  19. 19. Part IIPart II e-Assessmente-Assessment Izquierdo, E. (2014) Web-based lessons, e-Portfolios and e-assessment
  20. 20. Agenda Defining what e-assessment is Making a difference between e-assessment and evaluation Exploring different assessment tools Designing a rubric for an e-assessment project.
  21. 21. http://willscullypower.wordpress.com/2009/08/ Assessment Vs Evaluation Sue Watson http://specialed.about.com/od/assessment/a/AandE.htm Assessment requires the gathering of evidence of student performance over a period of time to measure learning and understanding. Evidence of learning could take the form of dialogue, journals, written work, portfolios, tests along with many other learning tasks. Evaluation on the other hand occurs when a mark is assigned after the completion of a task, test, quiz, lesson or learning activity. A mark on a spelling test will determine if the child can spell the given words and would be seen as an evaluation.

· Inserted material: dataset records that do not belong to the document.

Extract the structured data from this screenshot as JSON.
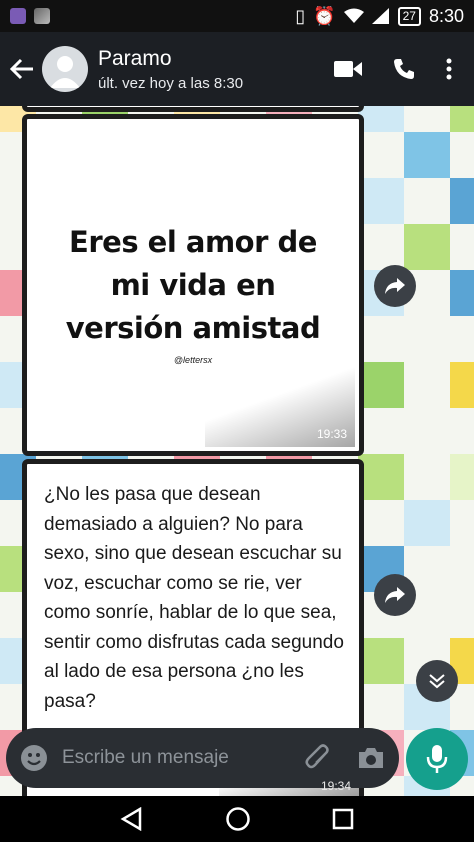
{
  "status_bar": {
    "battery": "27",
    "time": "8:30"
  },
  "header": {
    "contact_name": "Paramo",
    "last_seen": "últ. vez hoy a las 8:30"
  },
  "messages": [
    {
      "type": "image",
      "text_lines": [
        "Eres el amor de",
        "mi vida en",
        "versión amistad"
      ],
      "watermark": "@lettersx",
      "time": "19:33"
    },
    {
      "type": "text",
      "text": "¿No les pasa que desean demasiado a alguien? No para sexo, sino que desean escuchar su voz, escuchar como se rie, ver como sonríe, hablar de lo que sea, sentir como disfrutas cada segundo al lado de esa persona ¿no les pasa?",
      "time": "19:34"
    }
  ],
  "composer": {
    "placeholder": "Escribe un mensaje"
  },
  "colors": {
    "accent": "#15a08d",
    "header_bg": "#1c1f24",
    "bubble_bg": "#ffffff"
  },
  "icons": [
    "back-arrow-icon",
    "video-call-icon",
    "phone-icon",
    "more-options-icon",
    "forward-icon",
    "chevron-down-icon",
    "emoji-icon",
    "attach-icon",
    "camera-icon",
    "mic-icon",
    "nav-back-icon",
    "nav-home-icon",
    "nav-recents-icon"
  ]
}
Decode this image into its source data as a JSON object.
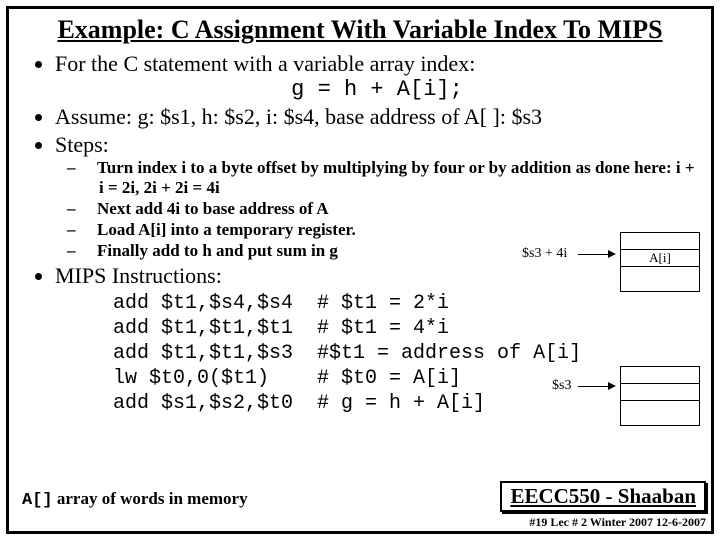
{
  "title": "Example:  C Assignment With Variable Index To MIPS",
  "bullets": {
    "intro": "For the C statement with a variable array index:",
    "cstmt": "g = h + A[i];",
    "assume": "Assume:   g: $s1,   h: $s2,   i: $s4,   base address of A[ ]: $s3",
    "steps_label": "Steps:",
    "mips_label": "MIPS Instructions:"
  },
  "steps": [
    "Turn index i to a byte offset by multiplying by four or by addition as done here:   i + i = 2i, 2i + 2i = 4i",
    "Next add 4i to base address of A",
    "Load A[i] into a temporary register.",
    "Finally add to h and put sum in g"
  ],
  "mips": {
    "instr": [
      "add $t1,$s4,$s4",
      "add $t1,$t1,$t1",
      "add $t1,$t1,$s3",
      "lw $t0,0($t1)",
      "add $s1,$s2,$t0"
    ],
    "comment": [
      "# $t1 = 2*i",
      "# $t1 = 4*i",
      "#$t1 = address of A[i]",
      "# $t0 = A[i]",
      "# g = h + A[i]"
    ]
  },
  "diagram1": {
    "ptr": "$s3 + 4i",
    "cell": "A[i]"
  },
  "diagram2": {
    "ptr": "$s3"
  },
  "footer": {
    "note_prefix": "A[]",
    "note_rest": " array of words in memory",
    "course": "EECC550 - Shaaban",
    "meta": "#19   Lec # 2  Winter 2007  12-6-2007"
  }
}
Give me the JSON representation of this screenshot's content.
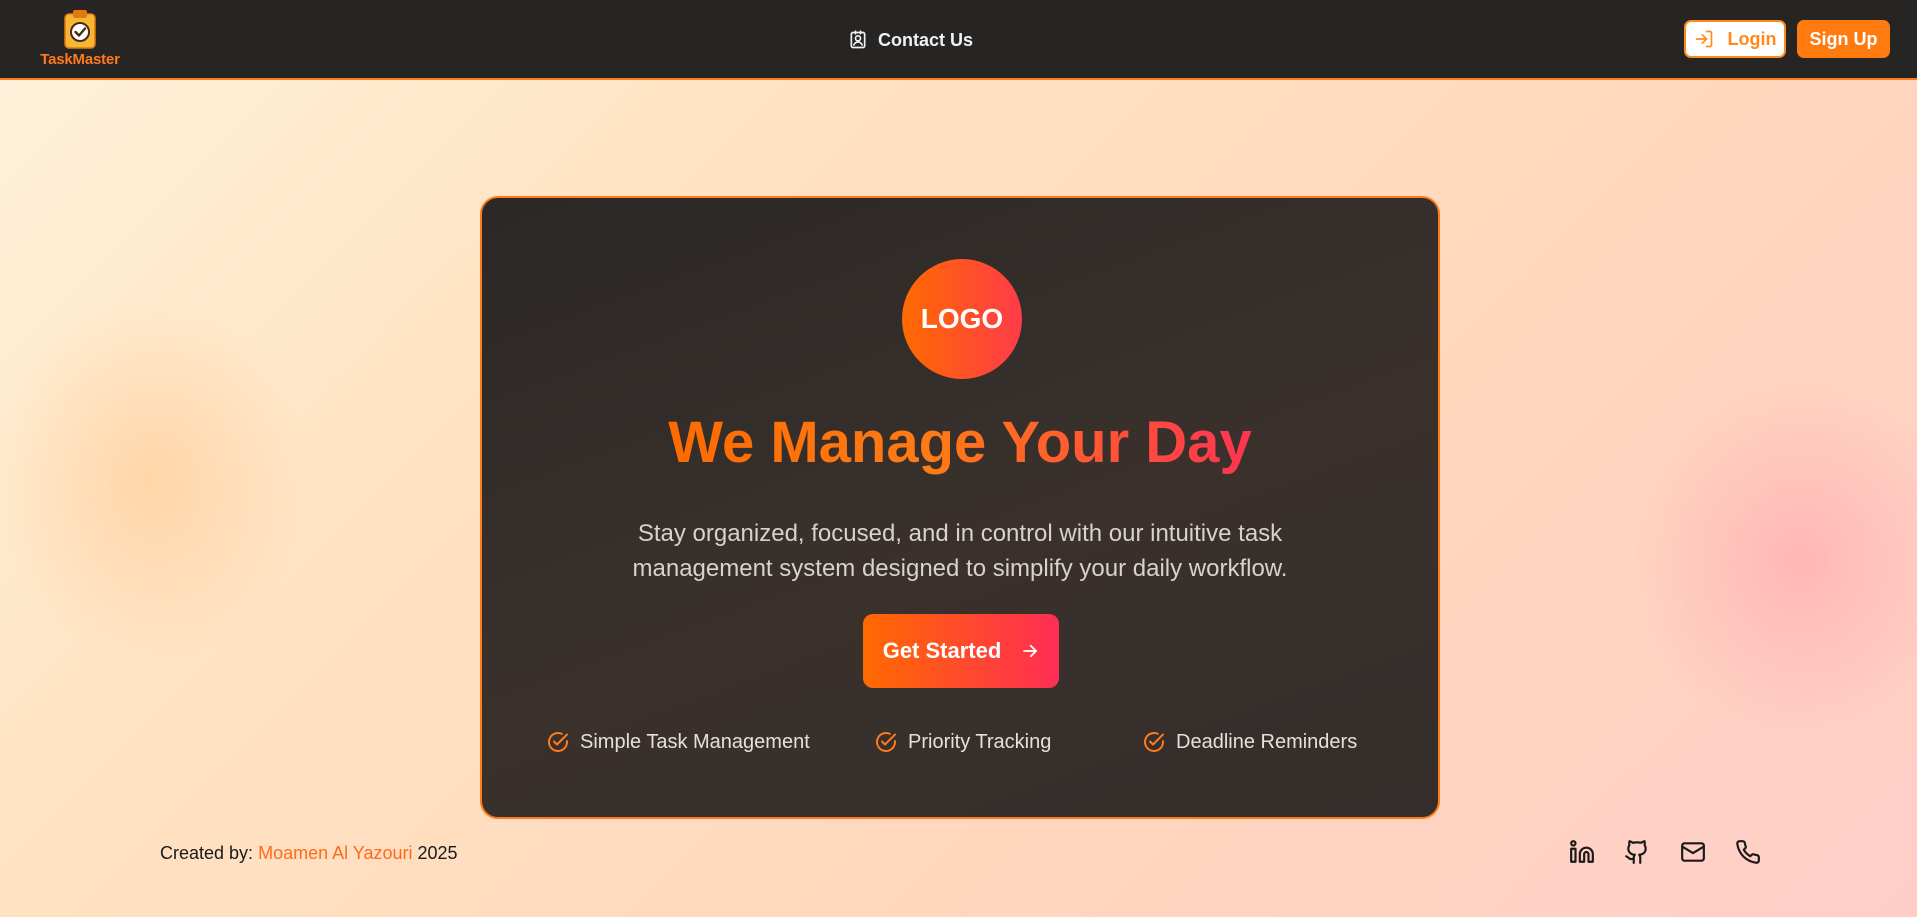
{
  "brand": {
    "name": "TaskMaster",
    "icon": "clipboard-check-icon"
  },
  "nav": {
    "contact_label": "Contact Us",
    "contact_icon": "contact-icon",
    "login_label": "Login",
    "login_icon": "login-icon",
    "signup_label": "Sign Up"
  },
  "hero": {
    "logo_text": "LOGO",
    "title": "We Manage Your Day",
    "subtitle": "Stay organized, focused, and in control with our intuitive task management system designed to simplify your daily workflow.",
    "cta_label": "Get Started",
    "cta_icon": "arrow-right-icon",
    "features": [
      {
        "label": "Simple Task Management",
        "icon": "check-circle-icon"
      },
      {
        "label": "Priority Tracking",
        "icon": "check-circle-icon"
      },
      {
        "label": "Deadline Reminders",
        "icon": "check-circle-icon"
      }
    ]
  },
  "footer": {
    "created_by_prefix": "Created by:",
    "author": "Moamen Al Yazouri",
    "year": "2025",
    "social": [
      {
        "name": "linkedin-icon"
      },
      {
        "name": "github-icon"
      },
      {
        "name": "mail-icon"
      },
      {
        "name": "phone-icon"
      }
    ]
  },
  "colors": {
    "accent": "#ff7a1a",
    "gradient_start": "#ff6a00",
    "gradient_end": "#ff2d55",
    "navbar_bg": "#272424",
    "card_bg": "#332d2b"
  }
}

  22. 22. Assessment toolsGeoscience Faculty-Carleton College (2009) Concept Maps - A diagramming technique for assessing how well students see the "big picture". Concept Tests - Conceptual multiple-choice questions that are useful in large classes. Knowledge Survey - Students answer whether they could answer a survey of course content questions. Exams - Find tips on how to make exams better assessment instruments. Oral Presentations - Tips for evaluating student presentations. Poster Presentations -Tips for evaluating poster presentations. Peer Review - Having students assess themselves and each o